About the Dean
Dr. David B. Williams is Executive Dean of the Professional Colleges and the 22nd dean of the College of Engineering at The Ohio State University, a leading research institution and one of the nation’s most distinguished land-grant universities. As Engineering Dean, Williams is responsible for the strategic vision, mission and goals of the college, oversees the education of more than 10,000 undergraduate and graduate students, leads a research program that expends $150M annually and is responsible for the administration of 950 combined faculty, research scientists and staff.
[for abridged bio, click here]
Drawing on his extensive collaborative experience, Williams continues to create partnerships between the university, local and state governments, the Ohio business community, and regional and national partners including Battelle, Boeing, GE, Honda, NetJets, Wright Patterson Air Force Base and NASA Glenn. With his background in research, he is working to increase funding for Ohio State’s many internationally recognized research centers. Williams is accomplished at managing complex organizations under financial constraints and developing universities as engines of economic growth. He has a robust history of fundraising in the public and private sectors, bringing financial support to realize the institution’s strategic goals.
The Ohio State University was founded in 1870; the Department of Mathematics and Engineering was one of seven original departments. Today, the College of Engineering offers 14 undergraduate and 12 graduate programs in 11 departments or centers, as well as 3 undergraduate and 4 graduate degrees in the Knowlton School of Architecture.
The College of Engineering graduate program is ranked first in Ohio and 31st among all engineering schools nationally in the 2018 U.S. News & World Report listings. The publication also ranked Ohio State's engineering undergraduate academic program 30th among all universities whose highest degree is a doctorate.
Among the college’s 360 full-time faculty, six are members of the National Academy of Engineering. There are almost 25 institutes, centers and laboratories which bring together faculty from many departments and other colleges to support industry and government with leading research in materials, aerospace, automotive, bio/medical engineering, data analytics, electron microscopy, geospatial technology, manufacturing, and wireless technology.
Williams serves on the State of Ohio’s Third Frontier Advisory Board, and is a Board Member of Lightweight Innovations for Tomorrow in Detroit, Columbus 2020, Metro Early College STEM School, the Ohio Aerospace & Aviation Council, and is Board Chair of the Transportation Research Center. Williams also represents Ohio State on the Council on Competitiveness and the Business-Higher Education Forum.
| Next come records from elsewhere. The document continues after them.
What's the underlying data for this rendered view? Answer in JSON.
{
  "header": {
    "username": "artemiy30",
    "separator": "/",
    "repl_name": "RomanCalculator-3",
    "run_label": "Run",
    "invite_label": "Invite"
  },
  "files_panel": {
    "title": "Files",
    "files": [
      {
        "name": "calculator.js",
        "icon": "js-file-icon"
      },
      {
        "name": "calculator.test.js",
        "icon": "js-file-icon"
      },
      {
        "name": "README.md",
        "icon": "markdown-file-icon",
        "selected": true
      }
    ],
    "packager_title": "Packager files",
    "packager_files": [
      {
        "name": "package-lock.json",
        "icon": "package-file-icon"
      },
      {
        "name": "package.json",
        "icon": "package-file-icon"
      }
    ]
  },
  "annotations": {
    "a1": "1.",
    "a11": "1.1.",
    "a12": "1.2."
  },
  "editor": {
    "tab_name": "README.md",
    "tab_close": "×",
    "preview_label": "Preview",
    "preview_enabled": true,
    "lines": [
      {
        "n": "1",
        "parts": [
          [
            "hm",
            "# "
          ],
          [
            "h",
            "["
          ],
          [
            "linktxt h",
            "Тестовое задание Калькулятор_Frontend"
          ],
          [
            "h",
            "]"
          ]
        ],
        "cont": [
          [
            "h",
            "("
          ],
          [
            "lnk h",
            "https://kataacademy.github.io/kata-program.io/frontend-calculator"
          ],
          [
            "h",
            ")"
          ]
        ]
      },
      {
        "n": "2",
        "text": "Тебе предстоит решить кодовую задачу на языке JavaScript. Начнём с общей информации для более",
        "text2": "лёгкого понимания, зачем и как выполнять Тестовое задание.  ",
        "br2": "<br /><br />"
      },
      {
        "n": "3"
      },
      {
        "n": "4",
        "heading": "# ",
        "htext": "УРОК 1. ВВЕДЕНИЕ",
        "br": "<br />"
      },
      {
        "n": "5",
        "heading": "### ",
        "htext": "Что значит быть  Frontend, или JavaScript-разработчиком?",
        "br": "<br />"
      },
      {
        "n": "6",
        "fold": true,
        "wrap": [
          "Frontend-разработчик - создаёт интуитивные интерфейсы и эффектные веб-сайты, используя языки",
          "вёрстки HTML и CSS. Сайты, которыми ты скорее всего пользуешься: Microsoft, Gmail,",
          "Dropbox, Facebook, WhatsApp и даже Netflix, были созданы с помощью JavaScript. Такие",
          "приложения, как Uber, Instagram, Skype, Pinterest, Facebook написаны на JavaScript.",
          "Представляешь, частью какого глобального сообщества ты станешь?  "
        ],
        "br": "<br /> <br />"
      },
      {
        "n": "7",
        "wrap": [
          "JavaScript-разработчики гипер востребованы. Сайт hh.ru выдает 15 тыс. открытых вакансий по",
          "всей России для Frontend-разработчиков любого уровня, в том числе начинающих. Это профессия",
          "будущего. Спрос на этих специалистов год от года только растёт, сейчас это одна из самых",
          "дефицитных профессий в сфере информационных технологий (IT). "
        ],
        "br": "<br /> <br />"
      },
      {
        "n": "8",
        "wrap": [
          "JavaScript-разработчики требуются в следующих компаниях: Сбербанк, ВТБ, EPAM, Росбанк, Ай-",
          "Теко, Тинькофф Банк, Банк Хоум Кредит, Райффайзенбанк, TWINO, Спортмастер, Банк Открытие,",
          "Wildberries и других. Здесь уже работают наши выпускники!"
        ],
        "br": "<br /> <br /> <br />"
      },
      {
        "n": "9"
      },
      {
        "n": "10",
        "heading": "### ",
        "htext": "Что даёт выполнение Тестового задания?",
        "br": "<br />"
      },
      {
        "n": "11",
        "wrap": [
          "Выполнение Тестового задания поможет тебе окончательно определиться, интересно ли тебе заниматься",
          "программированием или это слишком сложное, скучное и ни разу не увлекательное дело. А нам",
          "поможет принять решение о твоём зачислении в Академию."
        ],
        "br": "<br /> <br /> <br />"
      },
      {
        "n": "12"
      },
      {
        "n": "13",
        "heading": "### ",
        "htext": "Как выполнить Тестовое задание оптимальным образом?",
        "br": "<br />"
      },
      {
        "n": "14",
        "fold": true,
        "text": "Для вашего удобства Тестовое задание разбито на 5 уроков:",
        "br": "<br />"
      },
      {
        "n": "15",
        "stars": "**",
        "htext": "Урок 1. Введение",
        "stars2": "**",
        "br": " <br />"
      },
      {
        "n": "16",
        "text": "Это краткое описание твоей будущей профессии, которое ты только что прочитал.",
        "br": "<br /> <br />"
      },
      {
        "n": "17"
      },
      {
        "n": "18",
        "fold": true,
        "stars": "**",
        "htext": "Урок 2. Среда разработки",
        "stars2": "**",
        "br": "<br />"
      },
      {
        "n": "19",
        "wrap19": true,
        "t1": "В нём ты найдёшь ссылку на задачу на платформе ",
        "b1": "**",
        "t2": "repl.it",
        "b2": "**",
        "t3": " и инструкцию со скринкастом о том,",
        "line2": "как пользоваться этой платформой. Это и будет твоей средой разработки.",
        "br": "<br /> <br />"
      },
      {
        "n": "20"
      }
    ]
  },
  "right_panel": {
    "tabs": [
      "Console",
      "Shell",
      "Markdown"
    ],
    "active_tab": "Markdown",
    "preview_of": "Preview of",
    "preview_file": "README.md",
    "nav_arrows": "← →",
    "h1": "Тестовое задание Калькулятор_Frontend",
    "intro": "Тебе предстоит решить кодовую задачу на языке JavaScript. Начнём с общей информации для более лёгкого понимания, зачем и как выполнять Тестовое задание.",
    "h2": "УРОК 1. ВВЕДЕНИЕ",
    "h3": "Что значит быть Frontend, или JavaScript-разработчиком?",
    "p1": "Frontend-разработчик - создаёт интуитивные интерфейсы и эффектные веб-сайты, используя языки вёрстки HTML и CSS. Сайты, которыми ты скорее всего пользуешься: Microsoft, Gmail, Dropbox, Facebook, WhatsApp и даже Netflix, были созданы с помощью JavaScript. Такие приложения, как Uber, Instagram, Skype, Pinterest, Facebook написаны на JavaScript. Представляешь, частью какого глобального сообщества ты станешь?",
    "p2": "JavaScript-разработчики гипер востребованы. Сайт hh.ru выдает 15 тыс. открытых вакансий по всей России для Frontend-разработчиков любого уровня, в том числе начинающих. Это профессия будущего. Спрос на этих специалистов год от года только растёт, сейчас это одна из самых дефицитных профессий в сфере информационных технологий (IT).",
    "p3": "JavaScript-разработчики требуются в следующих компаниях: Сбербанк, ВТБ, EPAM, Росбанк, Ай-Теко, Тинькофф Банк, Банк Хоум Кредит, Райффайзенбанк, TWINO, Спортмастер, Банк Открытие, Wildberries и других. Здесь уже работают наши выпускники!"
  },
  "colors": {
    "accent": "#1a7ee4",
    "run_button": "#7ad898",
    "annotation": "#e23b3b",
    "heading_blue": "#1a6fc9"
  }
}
He is a member of the Global Engineering Dean’s Council, the Public Policy Committee of the American Society for Engineering Education Deans Council, the Ohio Aerospace and Aviation Technology Committee, and the Ohio Engineering Dean’s Council.
Williams served as the fifth president of the University of Alabama in Huntsville from 2007 to 2011. As president, he was instrumental in leading UA Huntsville into the Carnegie Foundation Tier One research classification through the hiring of several eminent scholars, the opening of the first office for Oak Ridge National Laboratory on any U.S. campus, and the creation of pioneering research collaborations such as one with Pratt & Whitney Rocketdyne’s “Skunk Works.”
Before joining UA Huntsville, Williams spent 31 years at Lehigh University in Bethlehem, PA, where was Harold Chambers Senior Professor of materials science and engineering. His research and administrative experiences were strongly supported by many federal agencies, including NSF, DOE, NASA and the U.S. Army. From 1980 to 1998, he directed Lehigh’s Electron Microscope Laboratory and the Microscopy School, long considered the world leader in electron microscopy education. He chaired Lehigh’s Materials Science and Engineering Department from 1992 to 2000 and was vice provost for research from 2000-2006.
A native of Leeds, England, Williams holds B.A., M.A., Ph.D. and Sc.D. degrees from the University of Cambridge. He is a strong advocate for excellence in education and research, and is co-author and editor of 13 textbooks and conference proceedings and author or co-author of over 400 publications on the application of electron microscopy to studies of metals and alloys. He is co-author with Professor C. Barry Carter of the leading textbook, Transmission Electron Microscopy, which has sold over 20,000 copies and over 1 million chapter downloads. Williams has given over 300 invited talks in 30 countries. A current visiting professor at the University of Manchester School of Materials, he is a Fellow of 6 national and international professional societies.